Now that the summer’s finally here, there are a few things we need to pay attention to. Though it’s easy to get caught up in the excitement of it all, people need to ensure they’re getting enough water, using adequate sunscreen and keeping young ones in the shade where required.

Even for our four-legged friends, summer be a tough time. The Royal Society for the Prevention of Cruelty to Animals (RSPCA) in Great Britain has issued a warning to all dog owners, after a perfectly healthy dog tragically died whilst out on a walk.

“We do understand the crucial nature of walking your dog, however please bear in mind that walking in high temperatures can cause serious and irreversible damage, and in some cases death,” the organisation said in a statement, according to Metro.

The dog in question died of heatstroke, aged just five. He was reportedly in good condition and had lived a healthy life.

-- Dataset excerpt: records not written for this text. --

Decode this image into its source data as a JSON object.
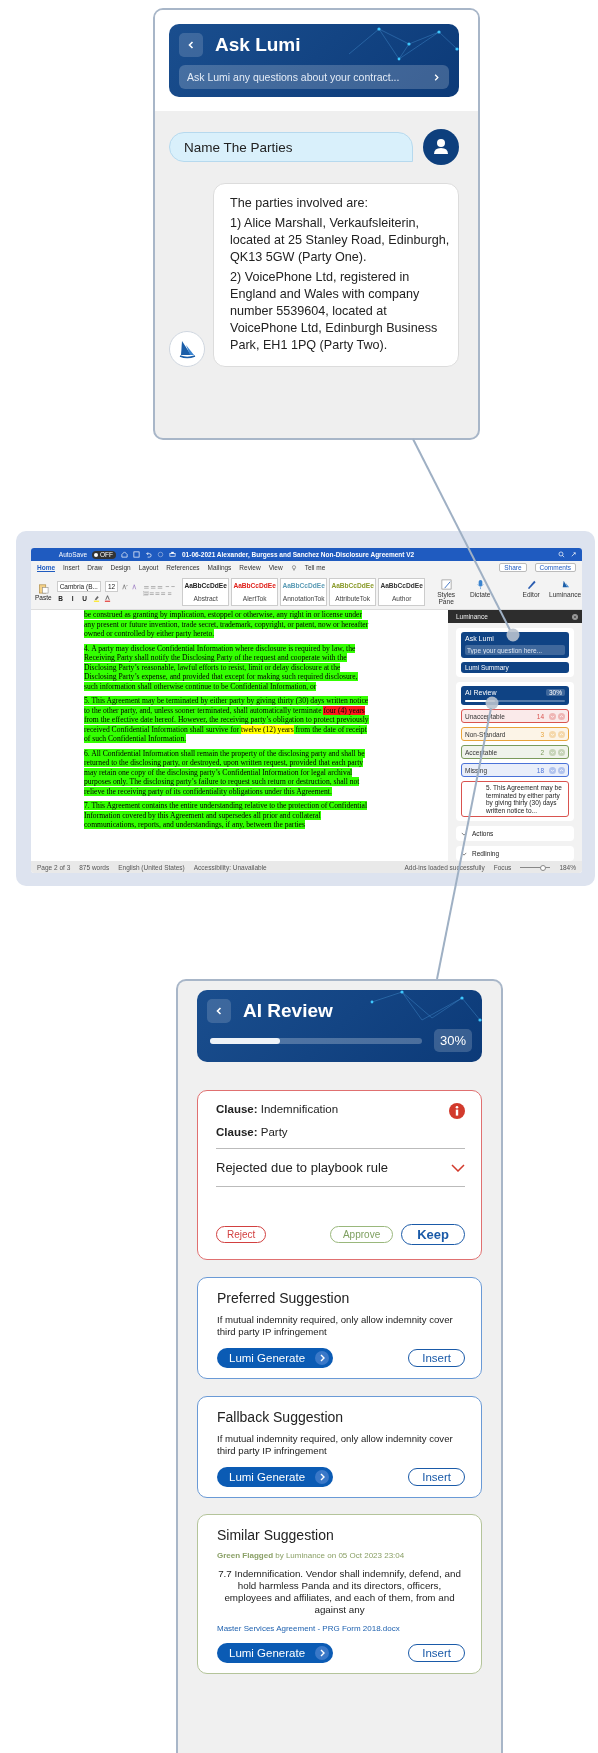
{
  "ask_lumi_panel": {
    "title": "Ask Lumi",
    "placeholder": "Ask Lumi any questions about your contract...",
    "messages": [
      {
        "kind": "user",
        "lines": [
          "Name The Parties"
        ]
      },
      {
        "kind": "bot",
        "lines": [
          "The parties involved are:",
          "1) Alice Marshall, Verkaufsleiterin, located at 25 Stanley Road, Edinburgh, QK13 5GW (Party One).",
          "2) VoicePhone Ltd, registered in England and Wales with company number 5539604, located at VoicePhone Ltd, Edinburgh Business Park, EH1 1PQ (Party Two)."
        ]
      }
    ]
  },
  "word_window": {
    "autosave": {
      "label": "AutoSave",
      "on": false,
      "state_text": "OFF"
    },
    "title": "01-06-2021 Alexander, Burgess and Sanchez Non-Disclosure Agreement V2",
    "tabs": [
      {
        "label": "Home",
        "selected": true
      },
      {
        "label": "Insert",
        "selected": false
      },
      {
        "label": "Draw",
        "selected": false
      },
      {
        "label": "Design",
        "selected": false
      },
      {
        "label": "Layout",
        "selected": false
      },
      {
        "label": "References",
        "selected": false
      },
      {
        "label": "Mailings",
        "selected": false
      },
      {
        "label": "Review",
        "selected": false
      },
      {
        "label": "View",
        "selected": false
      }
    ],
    "tell_me": "Tell me",
    "share": "Share",
    "comments": "Comments",
    "paste": "Paste",
    "font": "Cambria (B...",
    "font_size": "12",
    "format_buttons": [
      "B",
      "I",
      "U"
    ],
    "styles": [
      {
        "sample": "AaBbCcDdEe",
        "name": "Abstract",
        "color": "#222222"
      },
      {
        "sample": "AaBbCcDdEe",
        "name": "AlertTok",
        "color": "#e0201a"
      },
      {
        "sample": "AaBbCcDdEe",
        "name": "AnnotationTok",
        "color": "#5a9bb5"
      },
      {
        "sample": "AaBbCcDdEe",
        "name": "AttributeTok",
        "color": "#8a9a2a"
      },
      {
        "sample": "AaBbCcDdEe",
        "name": "Author",
        "color": "#333333"
      }
    ],
    "ribbon_buttons": [
      {
        "kind": "styles",
        "label": "Styles Pane"
      },
      {
        "kind": "dictate",
        "label": "Dictate"
      },
      {
        "kind": "editor",
        "label": "Editor"
      },
      {
        "kind": "luminance",
        "label": "Luminance"
      }
    ],
    "document": {
      "paragraphs": [
        {
          "segments": [
            {
              "text": "be construed as granting by implication, estoppel or otherwise, any right in or license under any present or future invention, trade secret, trademark, copyright, or patent, now or hereafter owned or controlled by either party hereto.",
              "color": "#33ff00"
            }
          ]
        },
        {
          "segments": [
            {
              "text": "4. A party may disclose Confidential Information where disclosure is required by law, the Receiving Party shall notify the Disclosing Party of the request and cooperate with the Disclosing Party’s reasonable, lawful efforts to resist, limit or delay disclosure at the Disclosing Party’s expense, and provided that except for making such required disclosure, such information shall otherwise continue to be Confidential Information, or",
              "color": "#33ff00"
            }
          ]
        },
        {
          "segments": [
            {
              "text": "5. This Agreement may be terminated by either party by giving thirty (30) days written notice to the other party, and, unless sooner terminated, shall automatically terminate ",
              "color": "#33ff00"
            },
            {
              "text": "four (4) years",
              "color": "#ff1a1a"
            },
            {
              "text": " from the effective date hereof. However, the receiving party’s obligation to protect previously received Confidential Information shall survive for ",
              "color": "#33ff00"
            },
            {
              "text": "twelve (12) years",
              "color": "#ffff00"
            },
            {
              "text": " from the date of receipt of such Confidential Information.",
              "color": "#33ff00"
            }
          ]
        },
        {
          "segments": [
            {
              "text": "6. All Confidential Information shall remain the property of the disclosing party and shall be returned to the disclosing party, or destroyed, upon written request, provided that each party may retain one copy of the disclosing party’s Confidential Information for legal archival purposes only. The disclosing party’s failure to request such return or destruction, shall not relieve the receiving party of its confidentiality obligations under this Agreement.",
              "color": "#33ff00"
            }
          ]
        },
        {
          "segments": [
            {
              "text": "7. This Agreement contains the entire understanding relative to the protection of Confidential Information covered by this Agreement and supersedes all prior and collateral communications, reports, and understandings, if any, between the parties",
              "color": "#33ff00"
            }
          ]
        }
      ]
    },
    "luminance_pane": {
      "title": "Luminance",
      "ask_title": "Ask Lumi",
      "ask_placeholder": "Type your question here...",
      "summary": "Lumi Summary",
      "review_title": "AI Review",
      "review_reading": "30%",
      "review_progress": {
        "level": 0.3
      },
      "categories": [
        {
          "label": "Unacceptable",
          "count": "14",
          "color": "#d9534f"
        },
        {
          "label": "Non-Standard",
          "count": "3",
          "color": "#e8a33a"
        },
        {
          "label": "Acceptable",
          "count": "2",
          "color": "#7a9a5a"
        },
        {
          "label": "Missing",
          "count": "18",
          "color": "#4a72d8"
        }
      ],
      "preview": "5. This Agreement may be terminated by either party by giving thirty (30) days written notice to...",
      "sections": [
        {
          "label": "Actions",
          "expanded": true
        },
        {
          "label": "Redlining",
          "expanded": true
        }
      ]
    },
    "status_bar": {
      "left": [
        "Page 2 of 3",
        "875 words",
        "English (United States)",
        "Accessibility: Unavailable"
      ],
      "right": [
        "Add-ins loaded successfully",
        "Focus"
      ],
      "zoom_slider": {
        "level": 0.72
      },
      "zoom": "184%"
    }
  },
  "ai_review_panel": {
    "title": "AI Review",
    "progress": {
      "level": 0.33,
      "reading": "30%"
    },
    "issue": {
      "clauses": [
        {
          "label": "Clause:",
          "value": "Indemnification"
        },
        {
          "label": "Clause:",
          "value": "Party"
        }
      ],
      "reason": "Rejected due to playbook rule",
      "expanded": false,
      "actions": [
        {
          "kind": "reject",
          "label": "Reject"
        },
        {
          "kind": "approve",
          "label": "Approve"
        },
        {
          "kind": "keep",
          "label": "Keep"
        }
      ]
    },
    "suggestions": [
      {
        "kind": "preferred",
        "title": "Preferred Suggestion",
        "text": "If mutual indemnity required, only allow indemnity cover third party IP infringement",
        "generate": "Lumi Generate",
        "insert": "Insert"
      },
      {
        "kind": "fallback",
        "title": "Fallback Suggestion",
        "text": "If mutual indemnity required, only allow indemnity cover third party IP infringement",
        "generate": "Lumi Generate",
        "insert": "Insert"
      },
      {
        "kind": "similar",
        "title": "Similar Suggestion",
        "flag": "**Green Flagged** by Luminance on 05 Oct 2023 23:04",
        "text": "7.7 Indemnification. Vendor shall indemnify, defend, and hold harmless Panda and its directors, officers, employees and affiliates, and each of them, from and against any",
        "source": "Master Services Agreement - PRG Form 2018.docx",
        "generate": "Lumi Generate",
        "insert": "Insert"
      }
    ]
  }
}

Even so, he died after soaring temperatures in Britain continued for five consecutive days.

The RSPCA gets hundreds of calls from troubled animal owners. Their advice is that you should not take your dog on a walk during the hottest time of the day, rather keep it to early mornings or late evenings.

Dogs can succumb to heatstroke when their body temperature reaches dangerously high levels. After all, they’re unable to cool down via sweating, as humans are. This can infamously occur when they’re left in warm cars, and so keeping them cool in a shaded spot is essential.

Warning signs

  • Difficulty breathing
  • Excessive drooling
  • Fatigue
  • Sticky or dry gums
  • Hyperventilation
  • Staggering or uncoordinated movement
  • Vomiting
  • Diarrhea
  • Seizures

What do do

If you suspect your dog is suffering from heatstroke, the best thing to do is take them to a shaded area and use a wet clot/towel to cool down their body, whilst at the same time calling a vet. It’s important that the water isn’t ice cold – fairly cold is enough to lower their body temperature safely. Continue to rub them with a wet towel until their breathing returns to normal.

They don't want this to happen to any other dog.

Posted by Paw My Heart on Wednesday, 4 July 2018

It should go without saying that this is important information everyone needs to know. Share it with your friends on Facebook.

– The dog in the picture has no connection to the dog in the article. Photo credit: Wikipedia.